Cuts 'leading to slowdown in Northern Ireland's white collar job market'
Cuts in the public sector are leading to a slowdown in Northern Ireland's white collar job market, a major recruitment agency has said.
Hays - which has three offices here employing 70 people - said public sector recruitment fell by 14% in the six months to December 2015.
And overall, the number of posts shrunk by 1% across both public and private roles. That's a significant change of fortune from a huge boost of 22% in the 12 months to June last year.
But jobs in IT and construction did bolster employment here during the period, according to Hays' global finance director Paul Venables.
"We were up by 12% in the IT space. We deal with IBM, Intel, Fujitsu, and there is positive growth in those markets," he said.
The construction industry also increased by around 5%.
Throughout the UK, Hays saw its fees increase by 3% in the six months to December. It posted pre-tax profits of £86.3m, up 6%.
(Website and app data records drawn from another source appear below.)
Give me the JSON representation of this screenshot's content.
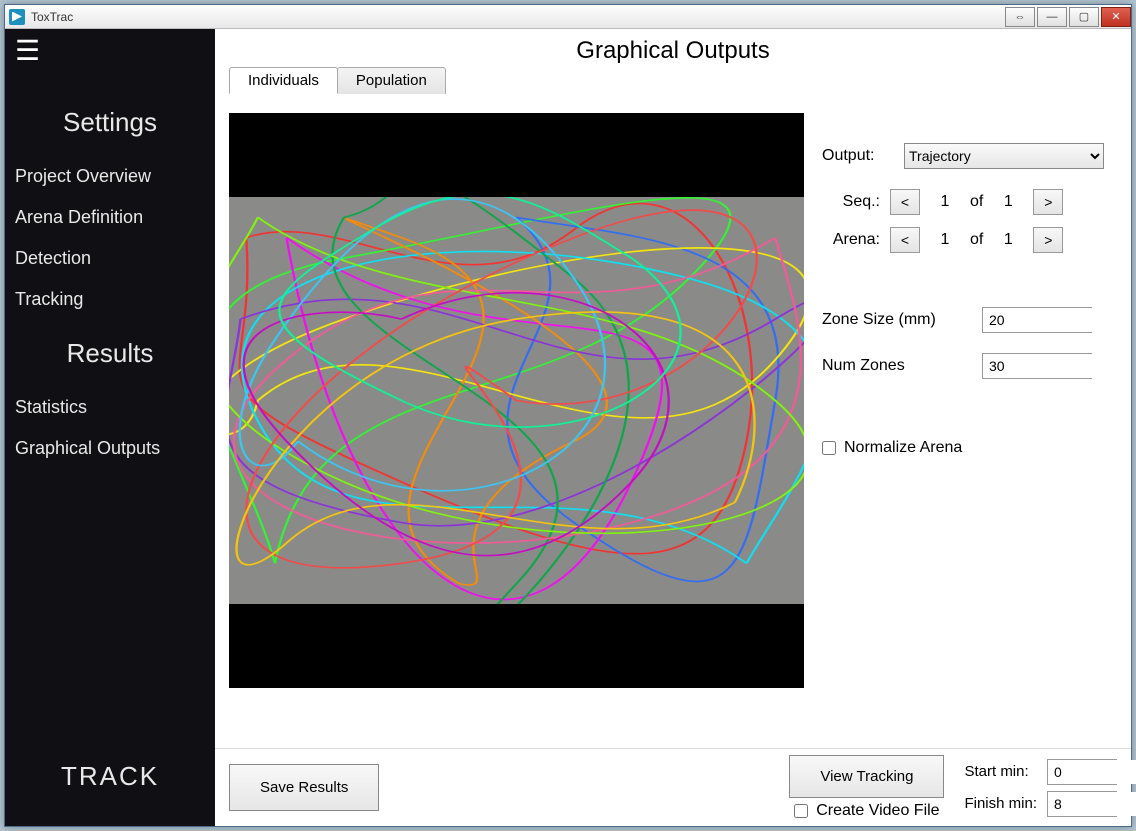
{
  "window": {
    "title": "ToxTrac"
  },
  "sidebar": {
    "sections": {
      "settings": {
        "heading": "Settings",
        "items": [
          "Project Overview",
          "Arena Definition",
          "Detection",
          "Tracking"
        ]
      },
      "results": {
        "heading": "Results",
        "items": [
          "Statistics",
          "Graphical Outputs"
        ]
      }
    },
    "track_label": "TRACK"
  },
  "page": {
    "title": "Graphical Outputs",
    "tabs": {
      "individuals": "Individuals",
      "population": "Population",
      "active": "individuals"
    }
  },
  "controls": {
    "output": {
      "label": "Output:",
      "value": "Trajectory"
    },
    "seq": {
      "label": "Seq.:",
      "current": "1",
      "of_text": "of",
      "total": "1",
      "prev": "<",
      "next": ">"
    },
    "arena": {
      "label": "Arena:",
      "current": "1",
      "of_text": "of",
      "total": "1",
      "prev": "<",
      "next": ">"
    },
    "zone_size": {
      "label": "Zone Size (mm)",
      "value": "20"
    },
    "num_zones": {
      "label": "Num Zones",
      "value": "30"
    },
    "normalize": {
      "label": "Normalize Arena",
      "checked": false
    }
  },
  "footer": {
    "save_label": "Save Results",
    "view_label": "View Tracking",
    "create_video_label": "Create Video File",
    "start": {
      "label": "Start min:",
      "value": "0"
    },
    "finish": {
      "label": "Finish min:",
      "value": "8"
    }
  },
  "colors": {
    "accent": "#1e90c0",
    "sidebar_bg": "#0f0f14"
  }
}
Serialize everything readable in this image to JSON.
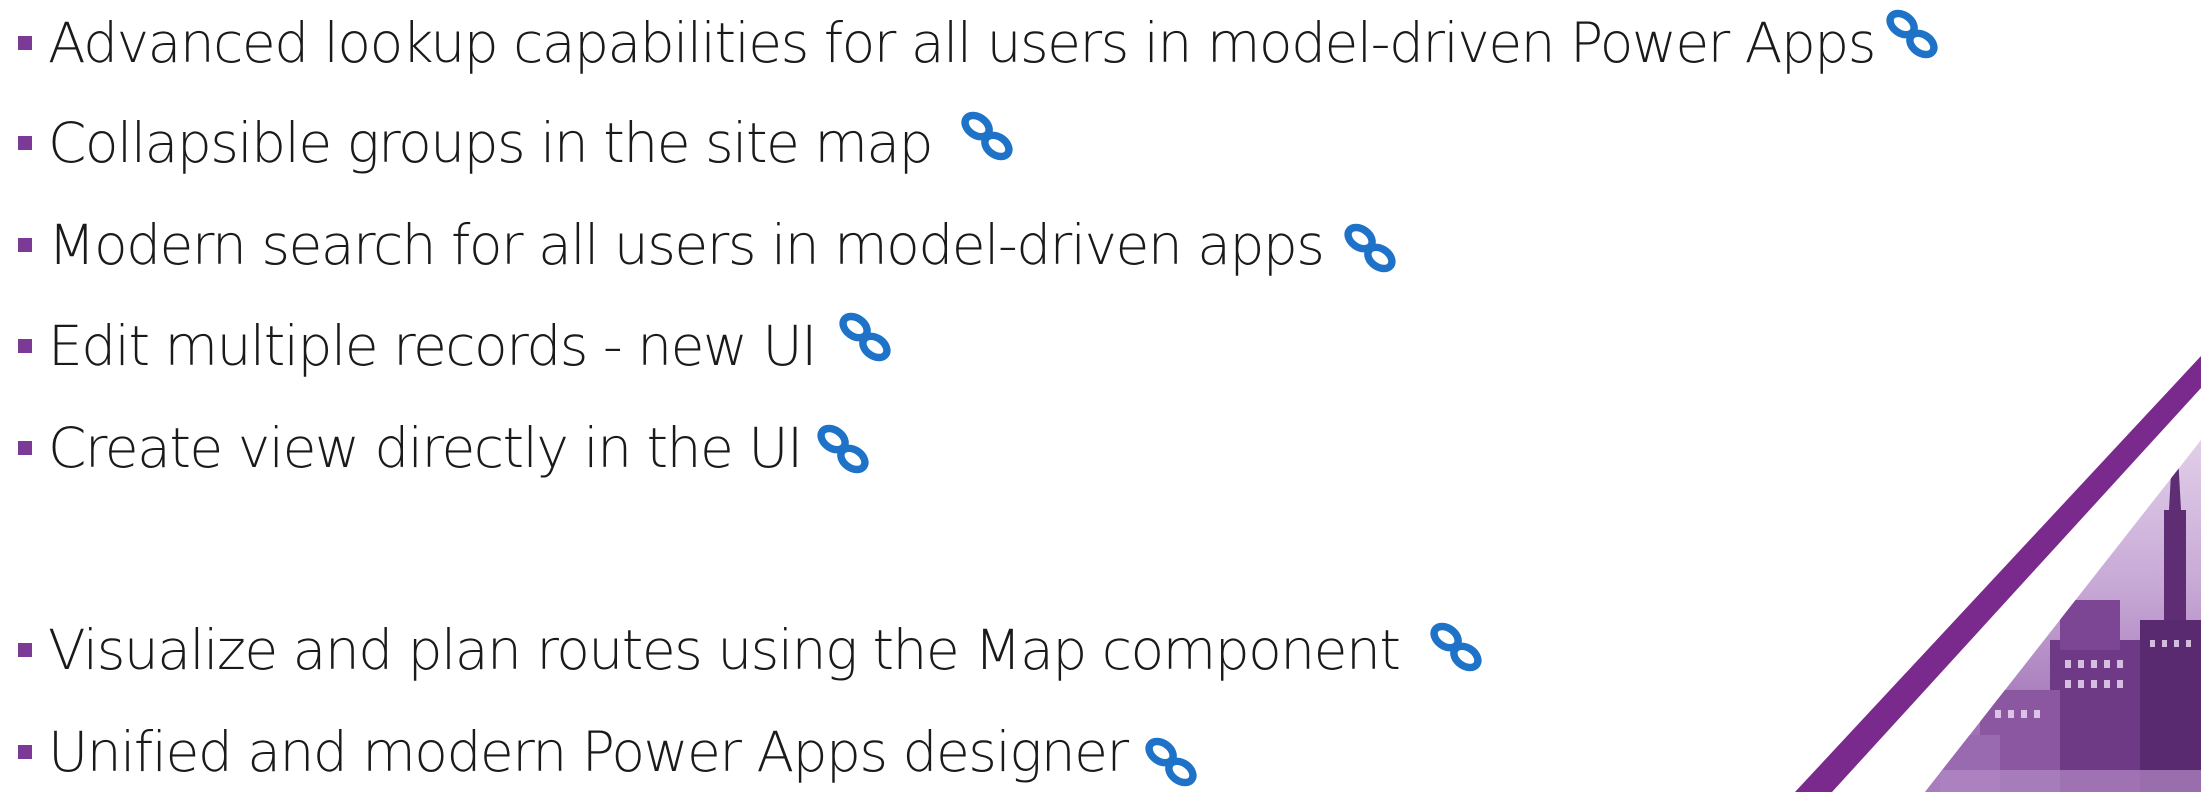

Turnover also increased to just shy of £400m. "If the public sector is very cautious, spending with private businesses is being frozen, subduing the market," Mr Venables said.
"My temperature on Belfast and Northern Ireland is there are good opportunities in the private sector, some investment... but it's been a bit more cautious."
And he said companies are likely to "sit on their hands" while the uncertainty of a potential Brexit hangs over them.
"In every election, everywhere in the world, you always see growth start to slow down," he said. "95% of everything we do is within the country.
"The bulk of jobs are in Northern Ireland, and that will continue to grow.
"If we stay in, the uncertainty will be a short one, if we leave, the period will be a bit longer."
And while six months ago Northern Ireland was the strongest market in the UK, it's now one of the lowest three regions.
"We have continued strong growth in the private sector, so that's the positive.
"There has been a real slowdown in public sector recruitment."
He said this reduction was likely down to roles not being replaced.
"We have seen a freeze in place. When people have left, and moved on, those jobs have not been replaced. In the UK, we have had a more gradual slowdown.
"Cost control is the buzzword and only the key jobs are being replaced. The most interesting thing is where we will be in Northern Ireland in six months."
Hays has also frozen its own headcount, after previously increasing its workforce by around 30%.